**EXERCISE AIM:** The lines you return should be those containing the string "PriceProducer", taken from the data below.

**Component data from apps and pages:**
###

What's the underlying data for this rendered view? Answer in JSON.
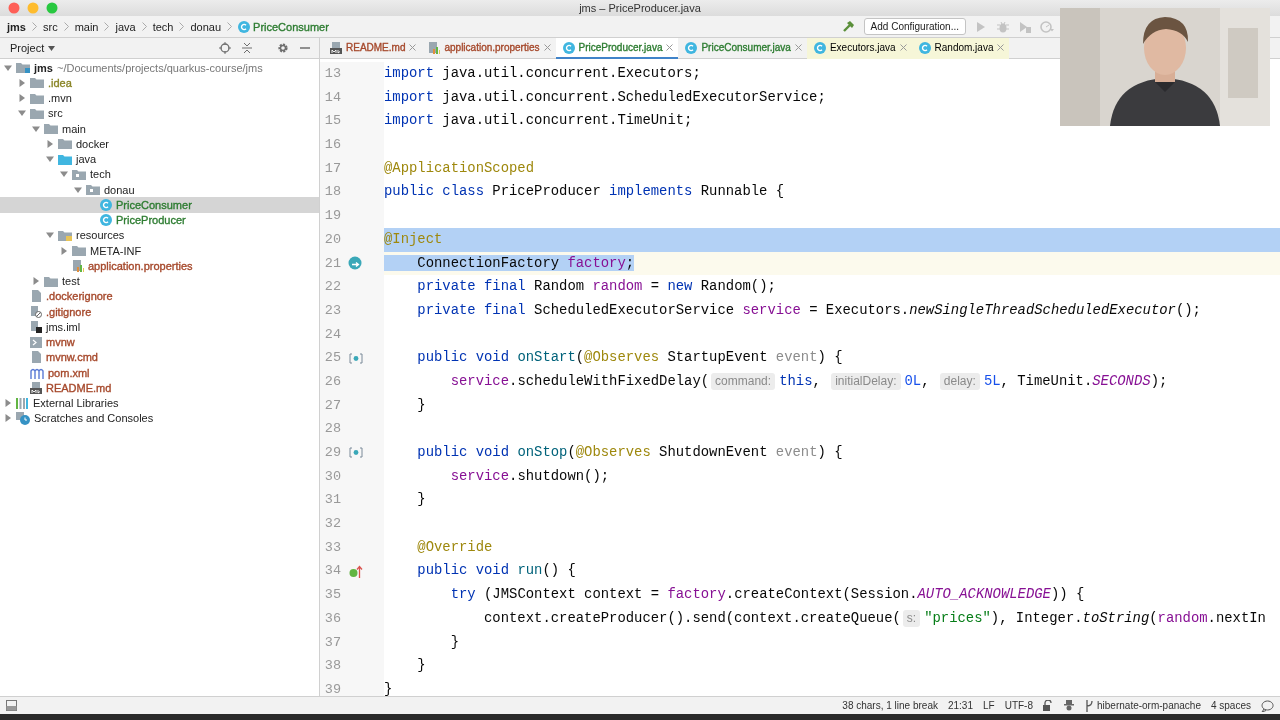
{
  "window": {
    "title": "jms – PriceProducer.java"
  },
  "breadcrumbs": [
    {
      "label": "jms",
      "kind": "project"
    },
    {
      "label": "src",
      "kind": "plain"
    },
    {
      "label": "main",
      "kind": "plain"
    },
    {
      "label": "java",
      "kind": "plain"
    },
    {
      "label": "tech",
      "kind": "plain"
    },
    {
      "label": "donau",
      "kind": "plain"
    },
    {
      "label": "PriceConsumer",
      "kind": "class",
      "color": "#2e7d32"
    }
  ],
  "toolbar": {
    "run_configuration": "Add Configuration...",
    "actions": [
      {
        "kind": "build",
        "disabled": false
      },
      {
        "kind": "run",
        "disabled": true
      },
      {
        "kind": "debug",
        "disabled": true
      },
      {
        "kind": "coverage",
        "disabled": true
      },
      {
        "kind": "profile",
        "disabled": true
      }
    ]
  },
  "project_panel": {
    "title": "Project",
    "tree": [
      {
        "label": "jms",
        "path": "~/Documents/projects/quarkus-course/jms",
        "kind": "module",
        "expanded": true,
        "selected": false,
        "children": [
          {
            "label": ".idea",
            "kind": "folder",
            "color": "#8a8526",
            "expanded": false,
            "selected": false
          },
          {
            "label": ".mvn",
            "kind": "folder",
            "expanded": false,
            "selected": false
          },
          {
            "label": "src",
            "kind": "folder",
            "expanded": true,
            "selected": false,
            "children": [
              {
                "label": "main",
                "kind": "folder",
                "expanded": true,
                "selected": false,
                "children": [
                  {
                    "label": "docker",
                    "kind": "folder",
                    "expanded": false,
                    "selected": false
                  },
                  {
                    "label": "java",
                    "kind": "source",
                    "expanded": true,
                    "selected": false,
                    "children": [
                      {
                        "label": "tech",
                        "kind": "package",
                        "expanded": true,
                        "selected": false,
                        "children": [
                          {
                            "label": "donau",
                            "kind": "package",
                            "expanded": true,
                            "selected": false,
                            "children": [
                              {
                                "label": "PriceConsumer",
                                "kind": "class",
                                "color": "#2e7d32",
                                "selected": true
                              },
                              {
                                "label": "PriceProducer",
                                "kind": "class",
                                "color": "#2e7d32",
                                "selected": false
                              }
                            ]
                          }
                        ]
                      }
                    ]
                  },
                  {
                    "label": "resources",
                    "kind": "resources",
                    "expanded": true,
                    "selected": false,
                    "children": [
                      {
                        "label": "META-INF",
                        "kind": "folder",
                        "expanded": false,
                        "selected": false
                      },
                      {
                        "label": "application.properties",
                        "kind": "properties",
                        "color": "#a6492c",
                        "selected": false
                      }
                    ]
                  }
                ]
              },
              {
                "label": "test",
                "kind": "folder",
                "expanded": false,
                "selected": false
              }
            ]
          },
          {
            "label": ".dockerignore",
            "kind": "file",
            "color": "#a6492c",
            "selected": false
          },
          {
            "label": ".gitignore",
            "kind": "gitignore",
            "color": "#a6492c",
            "selected": false
          },
          {
            "label": "jms.iml",
            "kind": "iml",
            "selected": false
          },
          {
            "label": "mvnw",
            "kind": "script",
            "color": "#a6492c",
            "selected": false
          },
          {
            "label": "mvnw.cmd",
            "kind": "file",
            "color": "#a6492c",
            "selected": false
          },
          {
            "label": "pom.xml",
            "kind": "maven",
            "color": "#a6492c",
            "selected": false
          },
          {
            "label": "README.md",
            "kind": "markdown",
            "color": "#a6492c",
            "selected": false
          }
        ]
      },
      {
        "label": "External Libraries",
        "kind": "libraries",
        "expanded": false,
        "selected": false
      },
      {
        "label": "Scratches and Consoles",
        "kind": "scratches",
        "expanded": false,
        "selected": false
      }
    ]
  },
  "editor_tabs": [
    {
      "label": "README.md",
      "kind": "markdown",
      "color": "#a6492c",
      "selected": false,
      "library": false
    },
    {
      "label": "application.properties",
      "kind": "properties",
      "color": "#a6492c",
      "selected": false,
      "library": false
    },
    {
      "label": "PriceProducer.java",
      "kind": "class",
      "color": "#2e7d32",
      "selected": true,
      "library": false
    },
    {
      "label": "PriceConsumer.java",
      "kind": "class",
      "color": "#2e7d32",
      "selected": false,
      "library": false
    },
    {
      "label": "Executors.java",
      "kind": "class",
      "selected": false,
      "library": true
    },
    {
      "label": "Random.java",
      "kind": "class",
      "selected": false,
      "library": true
    }
  ],
  "editor": {
    "lines": [
      {
        "number": "13",
        "tokens": [
          {
            "kind": "kw",
            "text": "import"
          },
          {
            "kind": "plain",
            "text": " java.util.concurrent.Executors;"
          }
        ]
      },
      {
        "number": "14",
        "tokens": [
          {
            "kind": "kw",
            "text": "import"
          },
          {
            "kind": "plain",
            "text": " java.util.concurrent.ScheduledExecutorService;"
          }
        ]
      },
      {
        "number": "15",
        "tokens": [
          {
            "kind": "kw",
            "text": "import"
          },
          {
            "kind": "plain",
            "text": " java.util.concurrent.TimeUnit;"
          }
        ]
      },
      {
        "number": "16"
      },
      {
        "number": "17",
        "tokens": [
          {
            "kind": "ann",
            "text": "@ApplicationScoped"
          }
        ]
      },
      {
        "number": "18",
        "tokens": [
          {
            "kind": "kw",
            "text": "public class"
          },
          {
            "kind": "plain",
            "text": " PriceProducer "
          },
          {
            "kind": "kw",
            "text": "implements"
          },
          {
            "kind": "plain",
            "text": " Runnable {"
          }
        ]
      },
      {
        "number": "19"
      },
      {
        "number": "20",
        "selected": true,
        "tokens": [
          {
            "kind": "ann",
            "text": "    @Inject"
          }
        ]
      },
      {
        "number": "21",
        "selected": true,
        "current": true,
        "gutter": {
          "kind": "bean"
        },
        "tokens": [
          {
            "kind": "plain",
            "text": "    ConnectionFactory "
          },
          {
            "kind": "field",
            "text": "factory"
          },
          {
            "kind": "plain",
            "text": ";"
          }
        ]
      },
      {
        "number": "22",
        "tokens": [
          {
            "kind": "kw",
            "text": "    private final"
          },
          {
            "kind": "plain",
            "text": " Random "
          },
          {
            "kind": "field",
            "text": "random"
          },
          {
            "kind": "plain",
            "text": " = "
          },
          {
            "kind": "kw",
            "text": "new"
          },
          {
            "kind": "plain",
            "text": " Random();"
          }
        ]
      },
      {
        "number": "23",
        "tokens": [
          {
            "kind": "kw",
            "text": "    private final"
          },
          {
            "kind": "plain",
            "text": " ScheduledExecutorService "
          },
          {
            "kind": "field",
            "text": "service"
          },
          {
            "kind": "plain",
            "text": " = Executors."
          },
          {
            "kind": "italic",
            "text": "newSingleThreadScheduledExecutor"
          },
          {
            "kind": "plain",
            "text": "();"
          }
        ]
      },
      {
        "number": "24"
      },
      {
        "number": "25",
        "gutter": {
          "kind": "observer"
        },
        "tokens": [
          {
            "kind": "kw",
            "text": "    public void "
          },
          {
            "kind": "decl",
            "text": "onStart"
          },
          {
            "kind": "plain",
            "text": "("
          },
          {
            "kind": "ann",
            "text": "@Observes"
          },
          {
            "kind": "plain",
            "text": " StartupEvent "
          },
          {
            "kind": "unused",
            "text": "event"
          },
          {
            "kind": "plain",
            "text": ") {"
          }
        ]
      },
      {
        "number": "26",
        "tokens": [
          {
            "kind": "field",
            "text": "        service"
          },
          {
            "kind": "plain",
            "text": ".scheduleWithFixedDelay("
          },
          {
            "kind": "hint",
            "text": "command:"
          },
          {
            "kind": "kw",
            "text": "this"
          },
          {
            "kind": "plain",
            "text": ", "
          },
          {
            "kind": "hint",
            "text": "initialDelay:"
          },
          {
            "kind": "num",
            "text": "0L"
          },
          {
            "kind": "plain",
            "text": ", "
          },
          {
            "kind": "hint",
            "text": "delay:"
          },
          {
            "kind": "num",
            "text": "5L"
          },
          {
            "kind": "plain",
            "text": ", TimeUnit."
          },
          {
            "kind": "static",
            "text": "SECONDS"
          },
          {
            "kind": "plain",
            "text": ");"
          }
        ]
      },
      {
        "number": "27",
        "tokens": [
          {
            "kind": "plain",
            "text": "    }"
          }
        ]
      },
      {
        "number": "28"
      },
      {
        "number": "29",
        "gutter": {
          "kind": "observer"
        },
        "tokens": [
          {
            "kind": "kw",
            "text": "    public void "
          },
          {
            "kind": "decl",
            "text": "onStop"
          },
          {
            "kind": "plain",
            "text": "("
          },
          {
            "kind": "ann",
            "text": "@Observes"
          },
          {
            "kind": "plain",
            "text": " ShutdownEvent "
          },
          {
            "kind": "unused",
            "text": "event"
          },
          {
            "kind": "plain",
            "text": ") {"
          }
        ]
      },
      {
        "number": "30",
        "tokens": [
          {
            "kind": "field",
            "text": "        service"
          },
          {
            "kind": "plain",
            "text": ".shutdown();"
          }
        ]
      },
      {
        "number": "31",
        "tokens": [
          {
            "kind": "plain",
            "text": "    }"
          }
        ]
      },
      {
        "number": "32"
      },
      {
        "number": "33",
        "tokens": [
          {
            "kind": "ann",
            "text": "    @Override"
          }
        ]
      },
      {
        "number": "34",
        "gutter": {
          "kind": "implements"
        },
        "tokens": [
          {
            "kind": "kw",
            "text": "    public void "
          },
          {
            "kind": "decl",
            "text": "run"
          },
          {
            "kind": "plain",
            "text": "() {"
          }
        ]
      },
      {
        "number": "35",
        "tokens": [
          {
            "kind": "kw",
            "text": "        try"
          },
          {
            "kind": "plain",
            "text": " (JMSContext context = "
          },
          {
            "kind": "field",
            "text": "factory"
          },
          {
            "kind": "plain",
            "text": ".createContext(Session."
          },
          {
            "kind": "static",
            "text": "AUTO_ACKNOWLEDGE"
          },
          {
            "kind": "plain",
            "text": ")) {"
          }
        ]
      },
      {
        "number": "36",
        "tokens": [
          {
            "kind": "plain",
            "text": "            context.createProducer().send(context.createQueue("
          },
          {
            "kind": "hint",
            "text": "s:"
          },
          {
            "kind": "str",
            "text": "\"prices\""
          },
          {
            "kind": "plain",
            "text": "), Integer."
          },
          {
            "kind": "italic",
            "text": "toString"
          },
          {
            "kind": "plain",
            "text": "("
          },
          {
            "kind": "field",
            "text": "random"
          },
          {
            "kind": "plain",
            "text": ".nextIn"
          }
        ]
      },
      {
        "number": "37",
        "tokens": [
          {
            "kind": "plain",
            "text": "        }"
          }
        ]
      },
      {
        "number": "38",
        "tokens": [
          {
            "kind": "plain",
            "text": "    }"
          }
        ]
      },
      {
        "number": "39",
        "tokens": [
          {
            "kind": "plain",
            "text": "}"
          }
        ]
      }
    ]
  },
  "status_bar": {
    "selection_info": "38 chars, 1 line break",
    "position": "21:31",
    "line_separator": "LF",
    "encoding": "UTF-8",
    "branch": "hibernate-orm-panache",
    "indent": "4 spaces"
  }
}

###

**EXERCISE RESULT:**
    "title": "jms – PriceProducer.java"
                                "label": "PriceProducer",
      "label": "PriceProducer.java",
            "text": " PriceProducer "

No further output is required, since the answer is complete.